    Monuments have stories embedded within them, and the stories of the artists and the stories of the monuments themselves tell us a larger picture of who we are. Another example—Mount Rushmore, arguably a great engineering monument, is what it is. Well, go ask a Native American about what they think of the four faces on the side of Mount Rushmore—put up by Gutzon Borglum who was a genius but was an incredible racist who had a particular vision of America. If you look at Borglum's papers he has no problem using all kinds of euphemisms to besmirch various racial groups and ethnicities. It's rampant throughout his papers, and yet he gives us this monument that has really become like the Statue of Liberty—another kind of symbol about America, but it has a different context when you look at it within the context of the man who sculpted it. So these are things that I think speak to who we are as human beings, and in speaking to us as human beings they allow us to look at the broader picture of American history.

    In many ways monuments serve to storyscape. They tell us the story, they give us visual clues on the landmark, they give us visual clues on the landscape, to tell our narrative. And that's why I think they're wonderful and can be easily adapted into the classroom for teaching purposes, and they are all over the United States.

  • When I get students to look at monuments, I want them to consider the range of things. I want them to consider the subject matter, I want them to consider the design, I want them to consider the story of the artist behind it, I want them to consider the story of the people who paid for the statue. Those are all important to the story of the creation of the monument, and monuments and their meaning change over time.

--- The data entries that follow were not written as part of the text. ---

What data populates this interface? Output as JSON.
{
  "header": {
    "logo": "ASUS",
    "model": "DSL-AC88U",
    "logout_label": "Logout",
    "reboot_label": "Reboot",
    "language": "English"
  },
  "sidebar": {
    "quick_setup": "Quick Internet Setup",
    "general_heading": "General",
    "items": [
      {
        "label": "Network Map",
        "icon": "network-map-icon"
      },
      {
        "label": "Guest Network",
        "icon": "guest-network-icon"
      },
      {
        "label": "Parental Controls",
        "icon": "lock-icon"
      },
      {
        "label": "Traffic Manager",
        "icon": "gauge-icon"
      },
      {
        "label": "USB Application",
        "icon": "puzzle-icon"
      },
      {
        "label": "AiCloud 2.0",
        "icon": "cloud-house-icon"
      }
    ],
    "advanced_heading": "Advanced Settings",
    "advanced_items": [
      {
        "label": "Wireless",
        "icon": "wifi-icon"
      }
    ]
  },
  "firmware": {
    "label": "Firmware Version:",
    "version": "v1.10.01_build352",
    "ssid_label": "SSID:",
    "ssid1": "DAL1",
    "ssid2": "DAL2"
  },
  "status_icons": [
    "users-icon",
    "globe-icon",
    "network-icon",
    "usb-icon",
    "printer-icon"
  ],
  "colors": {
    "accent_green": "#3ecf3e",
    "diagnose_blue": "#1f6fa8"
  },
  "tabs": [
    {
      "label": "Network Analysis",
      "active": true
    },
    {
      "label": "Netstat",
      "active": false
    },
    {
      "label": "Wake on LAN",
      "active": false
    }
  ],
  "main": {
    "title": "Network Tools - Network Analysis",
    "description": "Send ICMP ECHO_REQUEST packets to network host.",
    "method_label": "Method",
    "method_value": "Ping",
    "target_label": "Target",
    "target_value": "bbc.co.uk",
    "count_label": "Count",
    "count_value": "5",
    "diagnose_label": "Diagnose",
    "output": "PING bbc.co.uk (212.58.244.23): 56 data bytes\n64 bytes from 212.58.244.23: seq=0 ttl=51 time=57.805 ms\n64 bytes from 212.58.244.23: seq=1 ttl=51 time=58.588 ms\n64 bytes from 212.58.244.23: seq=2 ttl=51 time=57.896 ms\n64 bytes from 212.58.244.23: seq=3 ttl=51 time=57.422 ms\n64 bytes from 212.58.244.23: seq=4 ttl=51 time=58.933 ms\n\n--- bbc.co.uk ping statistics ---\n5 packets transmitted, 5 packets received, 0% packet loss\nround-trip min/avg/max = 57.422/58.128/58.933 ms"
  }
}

    I think the best example to use for that is the Shaw Memorial in Boston. Originally it was the Robert Gould Shaw Memorial and the 54th Massachusetts. Now we have included it to be both of them, so that it's not just a memorial seen solely to Robert Gould Shaw, a white patrician, but it's really a story about the self-emancipation of African Americans, once the Emancipation Proclamation goes into place. And what is really interesting about that statue is that statue was in such bad physical condition, and it was decided to use that statue and to clean that statue as a symbol of reconciliation between white and black residents in Boston in the late 1970s and early 1980s over the terrible rift that had developed over bussing. So you were able to take this monument from the Civil War which deals with the race question, and use it in a contemporary context to bring the people together. And that’s,—that's a great tale and that's part of that monument's history now.

    So as I said these become places of memory, they don't just—they're not just static, and when you have a great artist like a Saint-Gaudens or a French, their monuments have the ability to move you. And all artists, whether it's a filmmaker, whether it's a painter, whether it's a sculptor, they want to manipulate you, and I don't mean that in a pejorative sense. I mean they want you to move, they want you to feel a certain way, and if you walk away feeling a certain way then that sculptor has done his or her job to make you feel. Or, in the case of Maya Lin, who did the Vietnam Veterans Memorial—she also does the Civil Rights Memorial in Montgomery, Alabama, it's the same thing. It's touching the memorial, having access to the memorial, touching it and then letting that moment transform you within the context of those forty individuals who lost their lives in the modern Civil Rights Movement.